***** Material for the task *****

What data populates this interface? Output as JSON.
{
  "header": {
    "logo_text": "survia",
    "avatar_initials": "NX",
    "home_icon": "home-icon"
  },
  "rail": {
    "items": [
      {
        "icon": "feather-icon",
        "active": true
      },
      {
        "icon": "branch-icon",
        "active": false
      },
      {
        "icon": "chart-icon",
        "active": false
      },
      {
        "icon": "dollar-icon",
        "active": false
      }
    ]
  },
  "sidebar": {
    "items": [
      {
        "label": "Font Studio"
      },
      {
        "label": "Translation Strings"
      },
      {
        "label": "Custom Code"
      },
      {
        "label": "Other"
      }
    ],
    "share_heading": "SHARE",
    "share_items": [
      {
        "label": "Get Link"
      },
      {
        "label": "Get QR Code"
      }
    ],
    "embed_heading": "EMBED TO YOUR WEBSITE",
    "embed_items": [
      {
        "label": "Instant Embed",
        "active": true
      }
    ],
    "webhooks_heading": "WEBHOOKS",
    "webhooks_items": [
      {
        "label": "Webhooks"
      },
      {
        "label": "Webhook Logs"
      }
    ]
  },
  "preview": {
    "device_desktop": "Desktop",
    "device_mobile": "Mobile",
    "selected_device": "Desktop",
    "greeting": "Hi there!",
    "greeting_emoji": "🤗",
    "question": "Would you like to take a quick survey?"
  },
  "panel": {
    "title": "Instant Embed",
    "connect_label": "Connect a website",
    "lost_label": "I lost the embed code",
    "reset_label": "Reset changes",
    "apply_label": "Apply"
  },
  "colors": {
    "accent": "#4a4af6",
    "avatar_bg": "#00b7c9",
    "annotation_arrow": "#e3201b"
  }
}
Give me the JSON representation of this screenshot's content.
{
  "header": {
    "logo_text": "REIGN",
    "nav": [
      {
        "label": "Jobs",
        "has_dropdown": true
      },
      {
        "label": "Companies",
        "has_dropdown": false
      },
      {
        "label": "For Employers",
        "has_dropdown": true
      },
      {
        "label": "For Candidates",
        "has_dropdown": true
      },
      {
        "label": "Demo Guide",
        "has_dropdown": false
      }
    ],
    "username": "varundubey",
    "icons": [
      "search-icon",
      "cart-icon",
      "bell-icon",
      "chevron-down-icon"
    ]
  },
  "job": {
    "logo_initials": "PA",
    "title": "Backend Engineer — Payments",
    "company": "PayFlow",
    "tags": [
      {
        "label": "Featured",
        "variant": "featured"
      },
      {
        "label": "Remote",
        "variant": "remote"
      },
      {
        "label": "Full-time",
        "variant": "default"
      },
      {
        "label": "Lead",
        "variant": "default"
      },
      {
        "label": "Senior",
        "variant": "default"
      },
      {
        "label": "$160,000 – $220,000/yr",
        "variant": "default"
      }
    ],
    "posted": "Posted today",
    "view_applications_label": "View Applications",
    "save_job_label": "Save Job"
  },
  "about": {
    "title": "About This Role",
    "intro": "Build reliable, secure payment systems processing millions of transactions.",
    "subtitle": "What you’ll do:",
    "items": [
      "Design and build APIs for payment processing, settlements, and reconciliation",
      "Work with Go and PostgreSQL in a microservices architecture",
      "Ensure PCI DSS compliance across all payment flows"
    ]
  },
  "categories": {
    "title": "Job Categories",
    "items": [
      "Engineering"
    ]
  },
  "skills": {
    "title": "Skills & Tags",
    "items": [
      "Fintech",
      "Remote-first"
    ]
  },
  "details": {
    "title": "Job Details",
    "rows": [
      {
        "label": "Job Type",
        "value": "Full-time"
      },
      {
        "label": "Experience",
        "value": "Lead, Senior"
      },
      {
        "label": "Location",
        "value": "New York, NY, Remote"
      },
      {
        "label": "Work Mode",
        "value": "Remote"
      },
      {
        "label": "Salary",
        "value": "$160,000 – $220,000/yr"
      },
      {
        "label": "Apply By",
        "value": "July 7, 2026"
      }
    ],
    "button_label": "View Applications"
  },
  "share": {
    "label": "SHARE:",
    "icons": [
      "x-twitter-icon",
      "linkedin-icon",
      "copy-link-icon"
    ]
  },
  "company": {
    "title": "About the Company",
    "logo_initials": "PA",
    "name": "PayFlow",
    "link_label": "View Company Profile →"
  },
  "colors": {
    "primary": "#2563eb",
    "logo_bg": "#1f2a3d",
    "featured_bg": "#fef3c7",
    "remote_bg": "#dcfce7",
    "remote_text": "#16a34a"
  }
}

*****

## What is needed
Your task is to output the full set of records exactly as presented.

## Your solution
What data populates this interface? Output as JSON.
{
  "header": {
    "logo_text": "survia",
    "avatar_initials": "NX",
    "home_icon": "home-icon"
  },
  "rail": {
    "items": [
      {
        "icon": "feather-icon",
        "active": true
      },
      {
        "icon": "branch-icon",
        "active": false
      },
      {
        "icon": "chart-icon",
        "active": false
      },
      {
        "icon": "dollar-icon",
        "active": false
      }
    ]
  },
  "sidebar": {
    "items": [
      {
        "label": "Font Studio"
      },
      {
        "label": "Translation Strings"
      },
      {
        "label": "Custom Code"
      },
      {
        "label": "Other"
      }
    ],
    "share_heading": "SHARE",
    "share_items": [
      {
        "label": "Get Link"
      },
      {
        "label": "Get QR Code"
      }
    ],
    "embed_heading": "EMBED TO YOUR WEBSITE",
    "embed_items": [
      {
        "label": "Instant Embed",
        "active": true
      }
    ],
    "webhooks_heading": "WEBHOOKS",
    "webhooks_items": [
      {
        "label": "Webhooks"
      },
      {
        "label": "Webhook Logs"
      }
    ]
  },
  "preview": {
    "device_desktop": "Desktop",
    "device_mobile": "Mobile",
    "selected_device": "Desktop",
    "greeting": "Hi there!",
    "greeting_emoji": "🤗",
    "question": "Would you like to take a quick survey?"
  },
  "panel": {
    "title": "Instant Embed",
    "connect_label": "Connect a website",
    "lost_label": "I lost the embed code",
    "reset_label": "Reset changes",
    "apply_label": "Apply"
  },
  "colors": {
    "accent": "#4a4af6",
    "avatar_bg": "#00b7c9",
    "annotation_arrow": "#e3201b"
  }
}
Give me the JSON representation of this screenshot's content.
{
  "header": {
    "logo_text": "REIGN",
    "nav": [
      {
        "label": "Jobs",
        "has_dropdown": true
      },
      {
        "label": "Companies",
        "has_dropdown": false
      },
      {
        "label": "For Employers",
        "has_dropdown": true
      },
      {
        "label": "For Candidates",
        "has_dropdown": true
      },
      {
        "label": "Demo Guide",
        "has_dropdown": false
      }
    ],
    "username": "varundubey",
    "icons": [
      "search-icon",
      "cart-icon",
      "bell-icon",
      "chevron-down-icon"
    ]
  },
  "job": {
    "logo_initials": "PA",
    "title": "Backend Engineer — Payments",
    "company": "PayFlow",
    "tags": [
      {
        "label": "Featured",
        "variant": "featured"
      },
      {
        "label": "Remote",
        "variant": "remote"
      },
      {
        "label": "Full-time",
        "variant": "default"
      },
      {
        "label": "Lead",
        "variant": "default"
      },
      {
        "label": "Senior",
        "variant": "default"
      },
      {
        "label": "$160,000 – $220,000/yr",
        "variant": "default"
      }
    ],
    "posted": "Posted today",
    "view_applications_label": "View Applications",
    "save_job_label": "Save Job"
  },
  "about": {
    "title": "About This Role",
    "intro": "Build reliable, secure payment systems processing millions of transactions.",
    "subtitle": "What you’ll do:",
    "items": [
      "Design and build APIs for payment processing, settlements, and reconciliation",
      "Work with Go and PostgreSQL in a microservices architecture",
      "Ensure PCI DSS compliance across all payment flows"
    ]
  },
  "categories": {
    "title": "Job Categories",
    "items": [
      "Engineering"
    ]
  },
  "skills": {
    "title": "Skills & Tags",
    "items": [
      "Fintech",
      "Remote-first"
    ]
  },
  "details": {
    "title": "Job Details",
    "rows": [
      {
        "label": "Job Type",
        "value": "Full-time"
      },
      {
        "label": "Experience",
        "value": "Lead, Senior"
      },
      {
        "label": "Location",
        "value": "New York, NY, Remote"
      },
      {
        "label": "Work Mode",
        "value": "Remote"
      },
      {
        "label": "Salary",
        "value": "$160,000 – $220,000/yr"
      },
      {
        "label": "Apply By",
        "value": "July 7, 2026"
      }
    ],
    "button_label": "View Applications"
  },
  "share": {
    "label": "SHARE:",
    "icons": [
      "x-twitter-icon",
      "linkedin-icon",
      "copy-link-icon"
    ]
  },
  "company": {
    "title": "About the Company",
    "logo_initials": "PA",
    "name": "PayFlow",
    "link_label": "View Company Profile →"
  },
  "colors": {
    "primary": "#2563eb",
    "logo_bg": "#1f2a3d",
    "featured_bg": "#fef3c7",
    "remote_bg": "#dcfce7",
    "remote_text": "#16a34a"
  }
}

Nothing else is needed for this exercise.